▶ [What is required] Scan the entries below, and for each line that includes the word "License", make a copy.

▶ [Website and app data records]
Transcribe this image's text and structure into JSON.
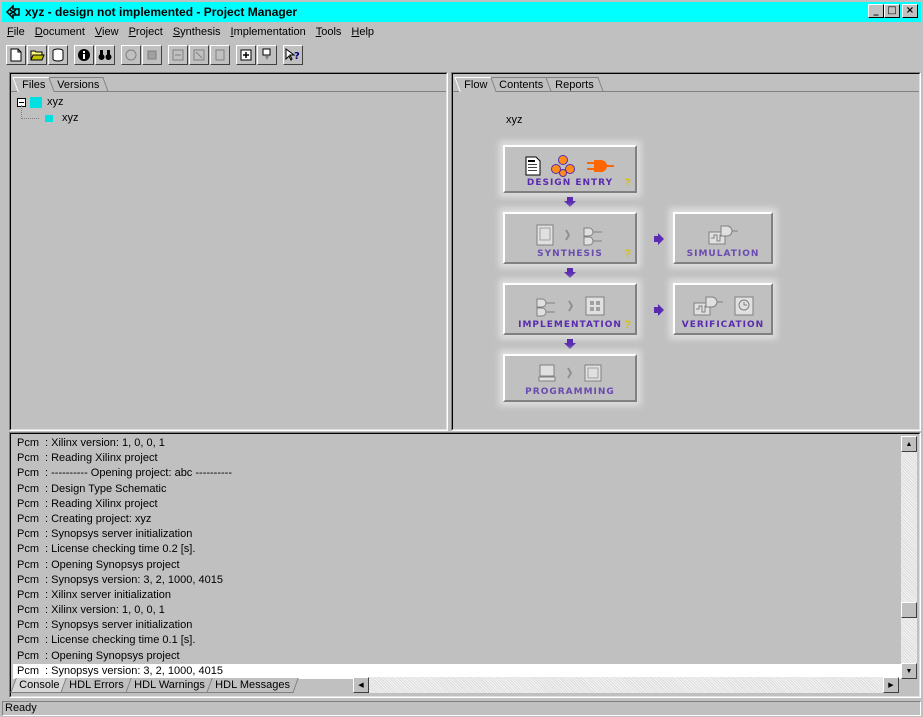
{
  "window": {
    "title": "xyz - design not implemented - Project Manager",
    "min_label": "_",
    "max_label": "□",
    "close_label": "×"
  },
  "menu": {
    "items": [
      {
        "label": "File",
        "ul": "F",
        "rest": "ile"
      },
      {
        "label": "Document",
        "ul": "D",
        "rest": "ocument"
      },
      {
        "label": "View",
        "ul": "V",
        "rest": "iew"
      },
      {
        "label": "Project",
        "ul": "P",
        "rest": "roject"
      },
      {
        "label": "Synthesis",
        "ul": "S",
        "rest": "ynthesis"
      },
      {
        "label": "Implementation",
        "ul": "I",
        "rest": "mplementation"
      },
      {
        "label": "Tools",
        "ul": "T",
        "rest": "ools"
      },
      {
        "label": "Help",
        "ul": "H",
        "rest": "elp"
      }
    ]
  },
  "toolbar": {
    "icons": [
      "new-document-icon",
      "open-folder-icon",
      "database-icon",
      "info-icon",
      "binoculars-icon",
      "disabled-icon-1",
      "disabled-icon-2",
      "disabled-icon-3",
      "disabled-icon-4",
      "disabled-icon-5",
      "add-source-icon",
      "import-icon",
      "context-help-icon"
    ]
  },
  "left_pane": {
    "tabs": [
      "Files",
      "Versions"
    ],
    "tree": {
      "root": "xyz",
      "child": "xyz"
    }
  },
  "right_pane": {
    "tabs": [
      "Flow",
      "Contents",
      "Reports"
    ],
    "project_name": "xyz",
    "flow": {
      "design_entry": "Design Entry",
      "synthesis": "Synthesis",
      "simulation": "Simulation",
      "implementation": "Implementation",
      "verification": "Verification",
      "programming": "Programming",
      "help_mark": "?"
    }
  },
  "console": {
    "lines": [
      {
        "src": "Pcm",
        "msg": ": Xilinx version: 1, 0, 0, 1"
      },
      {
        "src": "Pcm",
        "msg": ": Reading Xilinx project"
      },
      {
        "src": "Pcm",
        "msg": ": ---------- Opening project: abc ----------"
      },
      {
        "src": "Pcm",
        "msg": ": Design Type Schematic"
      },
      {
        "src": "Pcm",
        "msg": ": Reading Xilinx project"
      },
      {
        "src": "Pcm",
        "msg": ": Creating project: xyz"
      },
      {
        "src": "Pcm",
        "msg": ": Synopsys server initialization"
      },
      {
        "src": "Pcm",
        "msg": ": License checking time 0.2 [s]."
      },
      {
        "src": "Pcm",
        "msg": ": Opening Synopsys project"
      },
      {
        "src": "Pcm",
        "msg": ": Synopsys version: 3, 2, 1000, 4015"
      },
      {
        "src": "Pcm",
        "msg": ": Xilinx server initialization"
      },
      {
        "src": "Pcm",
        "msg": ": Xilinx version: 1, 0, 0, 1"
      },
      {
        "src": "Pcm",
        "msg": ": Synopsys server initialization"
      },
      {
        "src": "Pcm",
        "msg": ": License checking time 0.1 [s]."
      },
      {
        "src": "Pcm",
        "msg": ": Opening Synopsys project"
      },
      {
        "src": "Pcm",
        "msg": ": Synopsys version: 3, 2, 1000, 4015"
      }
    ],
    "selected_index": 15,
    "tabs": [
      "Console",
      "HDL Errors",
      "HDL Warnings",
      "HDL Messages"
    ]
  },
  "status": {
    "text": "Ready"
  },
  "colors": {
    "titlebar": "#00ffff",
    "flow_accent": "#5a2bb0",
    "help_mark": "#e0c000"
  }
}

▶ [Solution to the problem]
        "msg": ": License checking time 0.2 [s]."
        "msg": ": License checking time 0.1 [s]."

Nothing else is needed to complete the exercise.